Let’s get a little quilt history before taking off on quilts for outdoors.
Today blanket quilts are typically made from new material by folks who have art, precision and sewing skills. Old quilts were often made from material no longer usable for clothes. It’s why we see them made from mixed materials, the colors and patterns aren’t always coordinated and most are faded from repeated washings. The exception was the quilt specifically made as a gift, especially weddings. It was a gift of love.
Maybe you didn’t realize there was a subculture of quilting all around us: It’s barn quilts and garden quilts.
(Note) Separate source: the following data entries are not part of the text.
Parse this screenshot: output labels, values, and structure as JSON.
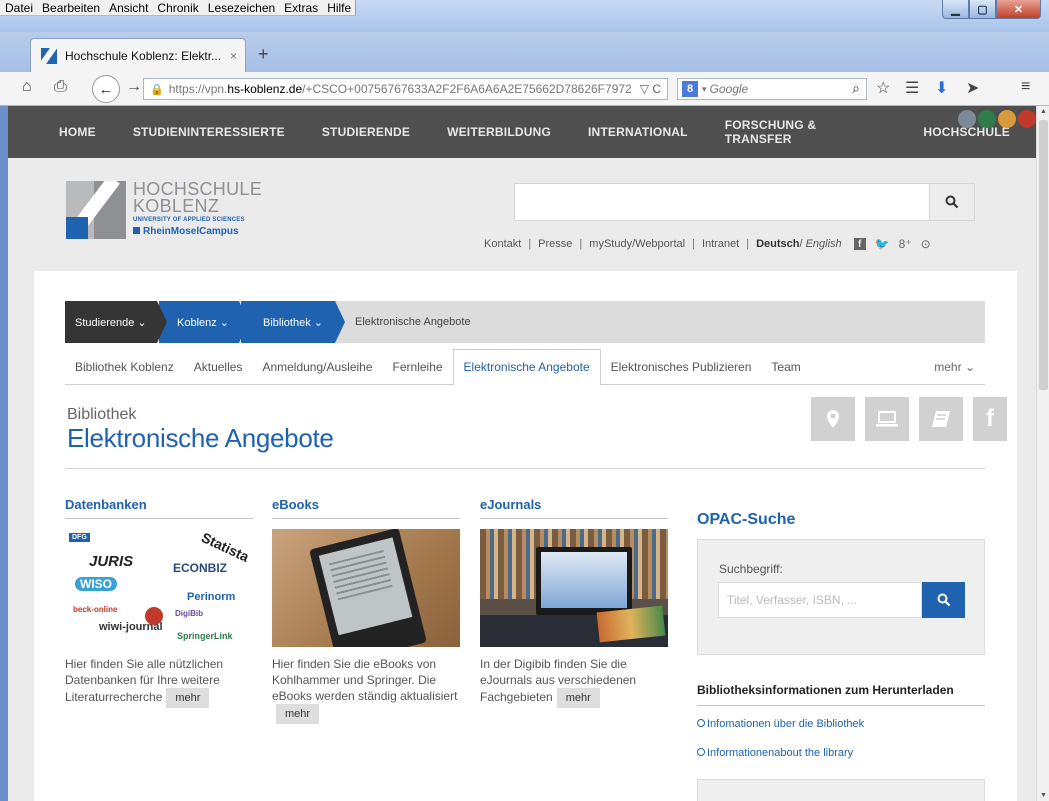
{
  "menubar": [
    "Datei",
    "Bearbeiten",
    "Ansicht",
    "Chronik",
    "Lesezeichen",
    "Extras",
    "Hilfe"
  ],
  "tab": {
    "title": "Hochschule Koblenz: Elektr...",
    "close": "×",
    "new": "+"
  },
  "address": {
    "lock": "🔒",
    "prefix": "https://vpn.",
    "domain": "hs-koblenz.de",
    "path": "/+CSCO+00756767633A2F2F6A6A6A2E75662D78626F7972",
    "reload": "▽ C"
  },
  "search_engine": {
    "badge": "8",
    "placeholder": "Google"
  },
  "topnav": [
    "HOME",
    "STUDIENINTERESSIERTE",
    "STUDIERENDE",
    "WEITERBILDUNG",
    "INTERNATIONAL",
    "FORSCHUNG & TRANSFER",
    "HOCHSCHULE"
  ],
  "logo": {
    "line1": "HOCHSCHULE",
    "line2": "KOBLENZ",
    "line3": "UNIVERSITY OF APPLIED SCIENCES",
    "line4": "RheinMoselCampus"
  },
  "utility": {
    "links": [
      "Kontakt",
      "Presse",
      "myStudy/Webportal",
      "Intranet"
    ],
    "deutsch": "Deutsch",
    "slash": " /",
    "english": "English",
    "fb": "f",
    "tw": "🐦",
    "gp": "8⁺",
    "yt": "⊙"
  },
  "breadcrumb": {
    "b0": "Studierende ⌄",
    "b1": "Koblenz ⌄",
    "b2": "Bibliothek ⌄",
    "current": "Elektronische Angebote"
  },
  "subtabs": [
    "Bibliothek Koblenz",
    "Aktuelles",
    "Anmeldung/Ausleihe",
    "Fernleihe",
    "Elektronische Angebote",
    "Elektronisches Publizieren",
    "Team"
  ],
  "subtabs_more": "mehr ⌄",
  "page": {
    "kicker": "Bibliothek",
    "title": "Elektronische Angebote"
  },
  "columns": [
    {
      "heading": "Datenbanken",
      "desc": "Hier finden Sie alle nützlichen Datenbanken für Ihre weitere Literaturrecherche",
      "more": "mehr"
    },
    {
      "heading": "eBooks",
      "desc": "Hier finden Sie die eBooks von Kohlhammer und Springer. Die eBooks werden ständig aktualisiert",
      "more": "mehr"
    },
    {
      "heading": "eJournals",
      "desc": "In der Digibib finden Sie die eJournals aus verschiedenen Fachgebieten",
      "more": "mehr"
    }
  ],
  "collage": {
    "juris": "JURIS",
    "econbiz": "ECONBIZ",
    "wiso": "WISO",
    "perinorm": "Perinorm",
    "beck": "beck-online",
    "wiwi": "wiwi-journal",
    "springer": "SpringerLink",
    "statista": "Statista",
    "digibib": "DigiBib",
    "dfg": "DFG"
  },
  "opac": {
    "title": "OPAC-Suche",
    "label": "Suchbegriff:",
    "placeholder": "Titel, Verfasser, ISBN, ..."
  },
  "downloads": {
    "title": "Bibliotheksinformationen zum Herunterladen",
    "link1": "Infomationen über die Bibliothek",
    "link2": "Informationenabout the library"
  },
  "colors": {
    "accent": "#1e62b0",
    "nav": "#4f4f4f",
    "dark_crumb": "#353535"
  }
}
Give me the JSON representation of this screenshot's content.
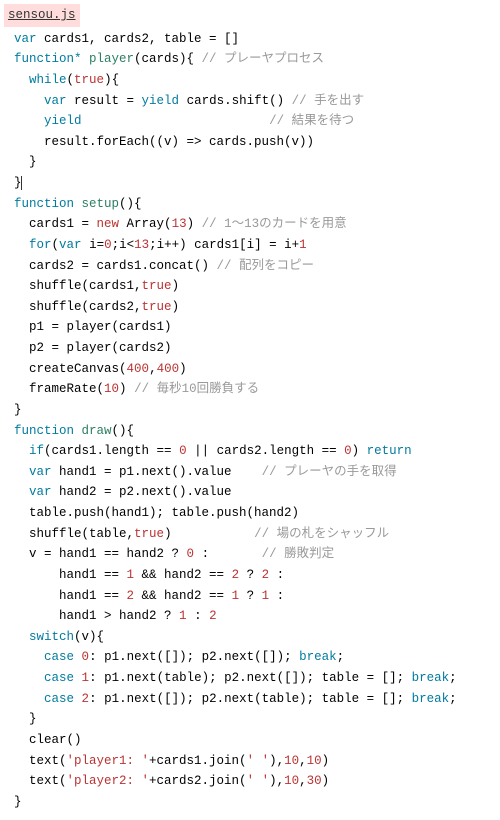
{
  "filename": "sensou.js",
  "code": {
    "l1": "var",
    "l1b": " cards1, cards2, table = []",
    "l2a": "function*",
    "l2b": " player",
    "l2c": "(cards){ ",
    "l2d": "// プレーヤプロセス",
    "l3a": "while",
    "l3b": "(",
    "l3c": "true",
    "l3d": "){",
    "l4a": "var",
    "l4b": " result = ",
    "l4c": "yield",
    "l4d": " cards.shift() ",
    "l4e": "// 手を出す",
    "l5a": "yield",
    "l5b": "                         ",
    "l5c": "// 結果を待つ",
    "l6": "result.forEach((v) => cards.push(v))",
    "l7": "}",
    "l8": "}",
    "l9a": "function",
    "l9b": " setup",
    "l9c": "(){",
    "l10a": "cards1 = ",
    "l10b": "new",
    "l10c": " Array(",
    "l10d": "13",
    "l10e": ") ",
    "l10f": "// 1〜13のカードを用意",
    "l11a": "for",
    "l11b": "(",
    "l11c": "var",
    "l11d": " i=",
    "l11e": "0",
    "l11f": ";i<",
    "l11g": "13",
    "l11h": ";i++) cards1[i] = i+",
    "l11i": "1",
    "l12a": "cards2 = cards1.concat() ",
    "l12b": "// 配列をコピー",
    "l13a": "shuffle(cards1,",
    "l13b": "true",
    "l13c": ")",
    "l14a": "shuffle(cards2,",
    "l14b": "true",
    "l14c": ")",
    "l15": "p1 = player(cards1)",
    "l16": "p2 = player(cards2)",
    "l17a": "createCanvas(",
    "l17b": "400",
    "l17c": ",",
    "l17d": "400",
    "l17e": ")",
    "l18a": "frameRate(",
    "l18b": "10",
    "l18c": ") ",
    "l18d": "// 毎秒10回勝負する",
    "l19": "}",
    "l20a": "function",
    "l20b": " draw",
    "l20c": "(){",
    "l21a": "if",
    "l21b": "(cards1.length == ",
    "l21c": "0",
    "l21d": " || cards2.length == ",
    "l21e": "0",
    "l21f": ") ",
    "l21g": "return",
    "l22a": "var",
    "l22b": " hand1 = p1.next().value    ",
    "l22c": "// プレーヤの手を取得",
    "l23a": "var",
    "l23b": " hand2 = p2.next().value",
    "l24": "table.push(hand1); table.push(hand2)",
    "l25a": "shuffle(table,",
    "l25b": "true",
    "l25c": ")           ",
    "l25d": "// 場の札をシャッフル",
    "l26a": "v = hand1 == hand2 ? ",
    "l26b": "0",
    "l26c": " :       ",
    "l26d": "// 勝敗判定",
    "l27a": "hand1 == ",
    "l27b": "1",
    "l27c": " && hand2 == ",
    "l27d": "2",
    "l27e": " ? ",
    "l27f": "2",
    "l27g": " :",
    "l28a": "hand1 == ",
    "l28b": "2",
    "l28c": " && hand2 == ",
    "l28d": "1",
    "l28e": " ? ",
    "l28f": "1",
    "l28g": " :",
    "l29a": "hand1 > hand2 ? ",
    "l29b": "1",
    "l29c": " : ",
    "l29d": "2",
    "l30a": "switch",
    "l30b": "(v){",
    "l31a": "case",
    "l31b": " ",
    "l31c": "0",
    "l31d": ": p1.next([]); p2.next([]); ",
    "l31e": "break",
    "l31f": ";",
    "l32a": "case",
    "l32b": " ",
    "l32c": "1",
    "l32d": ": p1.next(table); p2.next([]); table = []; ",
    "l32e": "break",
    "l32f": ";",
    "l33a": "case",
    "l33b": " ",
    "l33c": "2",
    "l33d": ": p1.next([]); p2.next(table); table = []; ",
    "l33e": "break",
    "l33f": ";",
    "l34": "}",
    "l35": "clear()",
    "l36a": "text(",
    "l36b": "'player1: '",
    "l36c": "+cards1.join(",
    "l36d": "' '",
    "l36e": "),",
    "l36f": "10",
    "l36g": ",",
    "l36h": "10",
    "l36i": ")",
    "l37a": "text(",
    "l37b": "'player2: '",
    "l37c": "+cards2.join(",
    "l37d": "' '",
    "l37e": "),",
    "l37f": "10",
    "l37g": ",",
    "l37h": "30",
    "l37i": ")",
    "l38": "}"
  }
}
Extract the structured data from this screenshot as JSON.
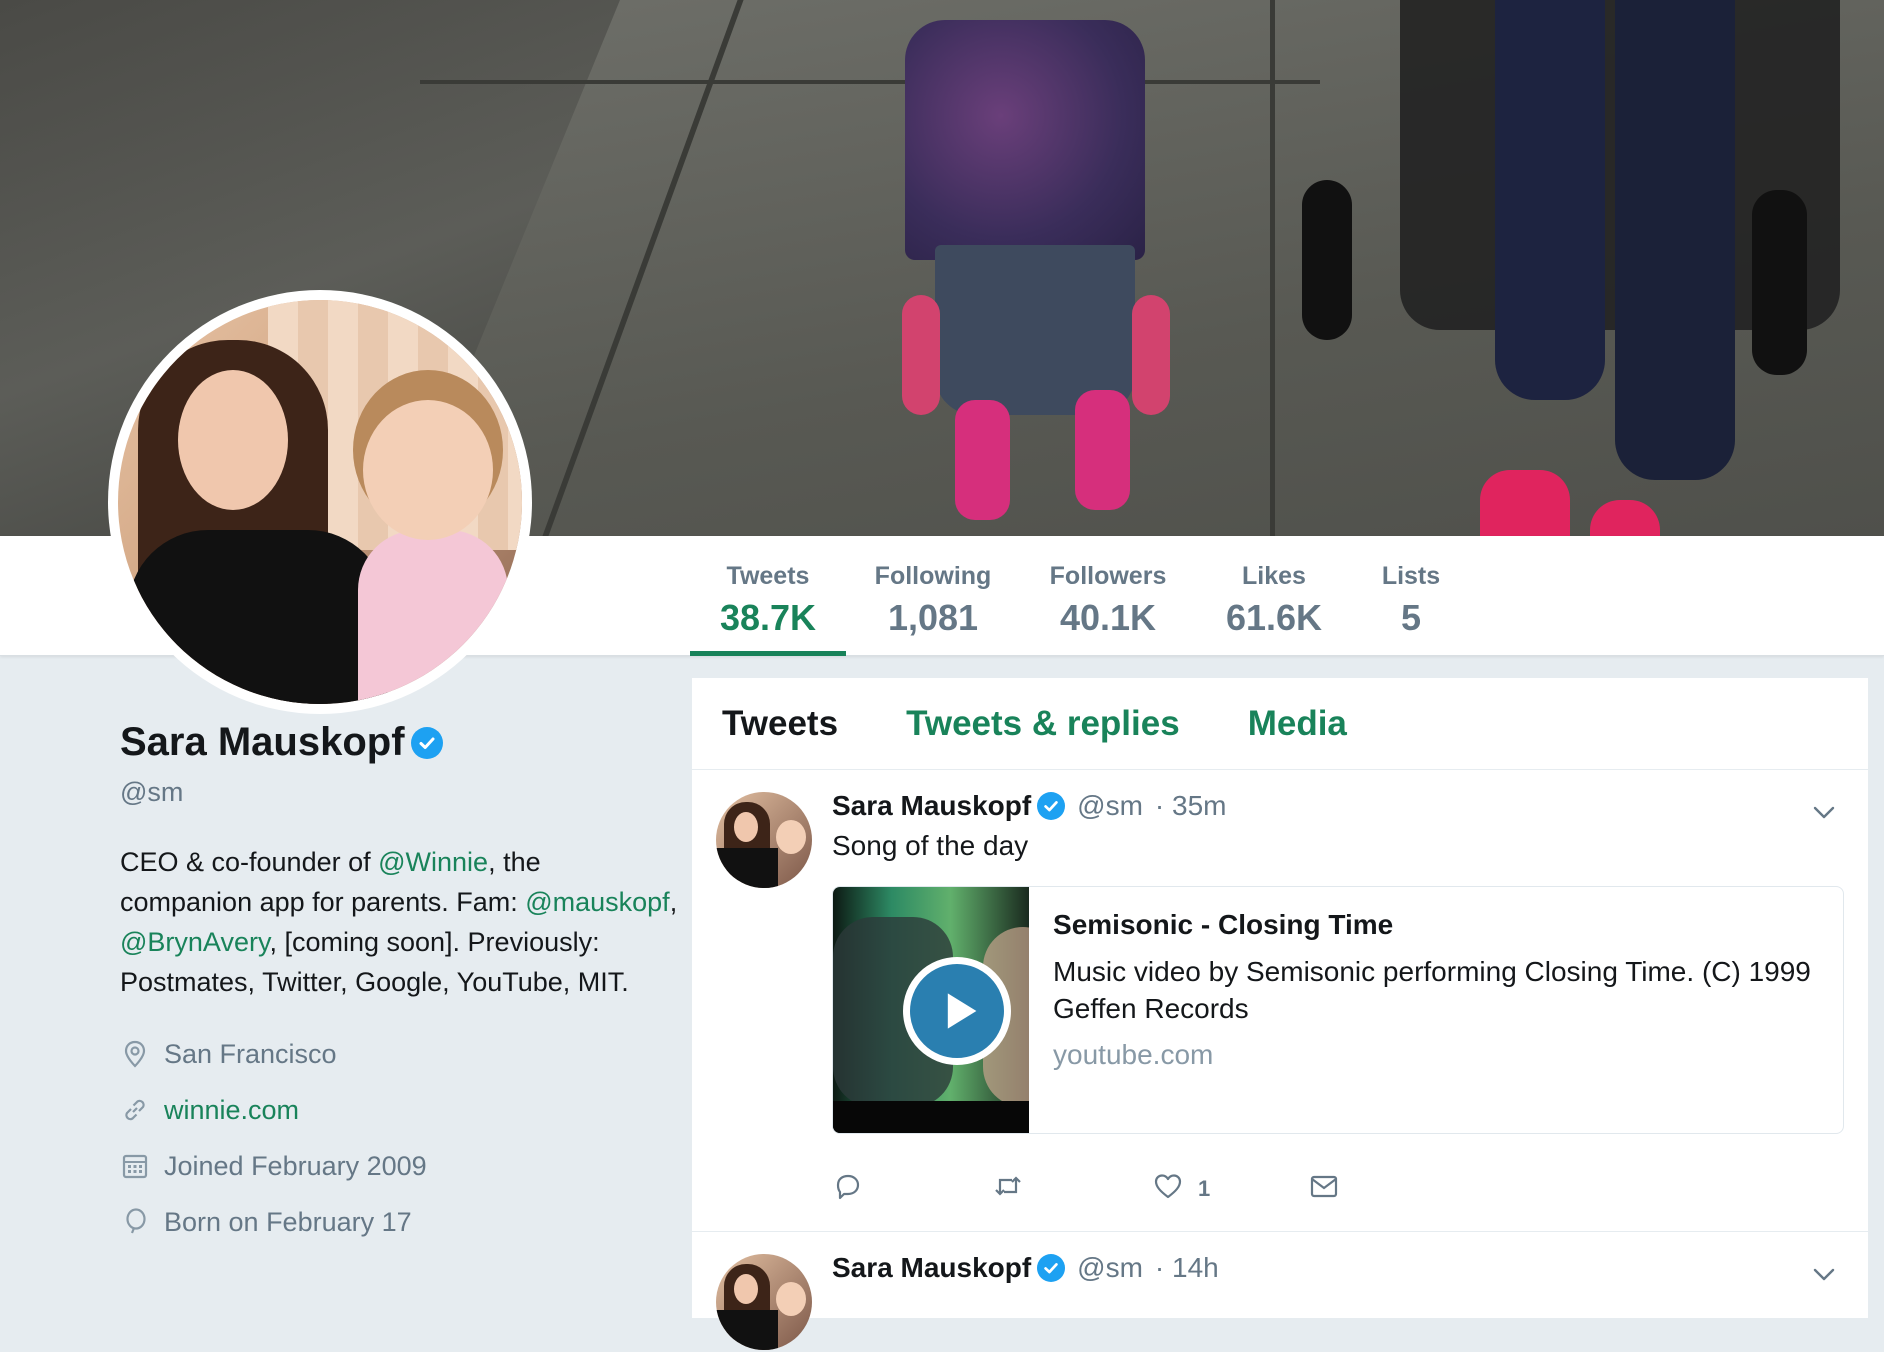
{
  "profile": {
    "name": "Sara Mauskopf",
    "handle": "@sm",
    "bio_parts": {
      "p1": "CEO & co-founder of ",
      "mention1": "@Winnie",
      "p2": ", the companion app for parents. Fam: ",
      "mention2": "@mauskopf",
      "p3": ", ",
      "mention3": "@BrynAvery",
      "p4": ", [coming soon]. Previously: Postmates, Twitter, Google, YouTube, MIT."
    },
    "location": "San Francisco",
    "website": "winnie.com",
    "joined": "Joined February 2009",
    "born": "Born on February 17"
  },
  "stats": [
    {
      "label": "Tweets",
      "value": "38.7K"
    },
    {
      "label": "Following",
      "value": "1,081"
    },
    {
      "label": "Followers",
      "value": "40.1K"
    },
    {
      "label": "Likes",
      "value": "61.6K"
    },
    {
      "label": "Lists",
      "value": "5"
    }
  ],
  "tabs": [
    "Tweets",
    "Tweets & replies",
    "Media"
  ],
  "tweets": [
    {
      "name": "Sara Mauskopf",
      "handle": "@sm",
      "time": "· 35m",
      "text": "Song of the day",
      "card": {
        "title": "Semisonic - Closing Time",
        "description": "Music video by Semisonic performing Closing Time. (C) 1999 Geffen Records",
        "domain": "youtube.com"
      },
      "like_count": "1"
    },
    {
      "name": "Sara Mauskopf",
      "handle": "@sm",
      "time": "· 14h"
    }
  ],
  "colors": {
    "accent": "#19835a",
    "verified": "#1da1f2",
    "muted": "#657786",
    "background": "#e6ecf0"
  },
  "icons": [
    "verified-badge-icon",
    "location-pin-icon",
    "link-icon",
    "calendar-icon",
    "balloon-icon",
    "chevron-down-icon",
    "reply-icon",
    "retweet-icon",
    "heart-icon",
    "envelope-icon",
    "play-icon"
  ]
}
I’ve been around barn quilts for years because I’m from Indiana where they’ve incorporated them into tourism. Loosely connected to the large Indiana Amish population, the beauty and skill of traditional bedding quilts has been transferred to a quilt square on the side of barns and now into flower gardens.
The Illinois Tourism Board is hoping to capitalize on already established barn quilts. The Princeton area is embracing it and the ITB is releasing a list of all Illinois barn quilts (submitted by county tourism boards) in hopes of generating more exposure.
OK, let’s get it out there: I love bed quilts! I love barn quilts! I love garden quilts!
Barn quilts: Many barn quilts use the pattern from one square of an old quilt. That one square pattern is then painted on a square of plywood, coated in sealer and hung on the side of a barn. Others may use a new pattern or a picture that pertains to their family or business. Whether traditional or newly innovated, they are bright and fun.
I’m hoping the barn quilt squares idea takes off in Henry County. Barn squares are typically 8 x 8 foot. You may wish to have a smaller variety on your shed, garage, or posts.
Garden quilts: I was first exposed to garden quilts through the Elkhart County, Indiana, quilt garden tours. It’s an amazing tourism effort embracing local quilting, barn quilts, heritage and garden beauty. Check out www.QuiltGardens.com or Quilt Gardens – along the Heritage Trail.
A quilt garden is developed using a quilt square pattern and then planting that pattern in flowers. Like all quilting, it is meticulous, complex, takes loads of planning and is wildly beautiful.
Preparing the land: Clear a square area of all vegetation. Till the plot. Make sure the edges are sharp and defined. Keep in mind a large square will take a lot of flowers because they must be planed close to get the coverage. Since it will be filled with annuals, it will need to be watered and weeded regularly.
Decide on a pattern: Simple is best for a first try. Transfer that pattern to your soil using non-oil based spray paint to outline.
Flowers: Use flowers that don’t vine and are all the same height when mature. All must be really hardy and bloom all summer.
If you have a barn quilt you’d like to have listed on the Illinois tourism page, contact your county’s tourism council. In Indiana, they have what they call a “barn quilt trail”. Quilts may be seen from the road and you won’t be hosting carloads of visitors all over your property. Check out our local barn quilts; there are several around Bishop Hill. Or, create one of your own!
Garden quilt tours are viewed from the road or sidewalk. Because of the size, labor needed and expense of large garden quilts many are on public or corporate land. It doesn’t mean you can’t try a small one on your property for your own enjoyment.
Whether bed quilts, barn quilts or garden quilts, enjoy!
NOTE: The 2015 Bishop Hill Quilt Show will be from May 15 to 17 at the old Colony School and displays at other shops around town.
Credits: All pictures are from the Elkhart and other Indiana barn and garden quilt sites.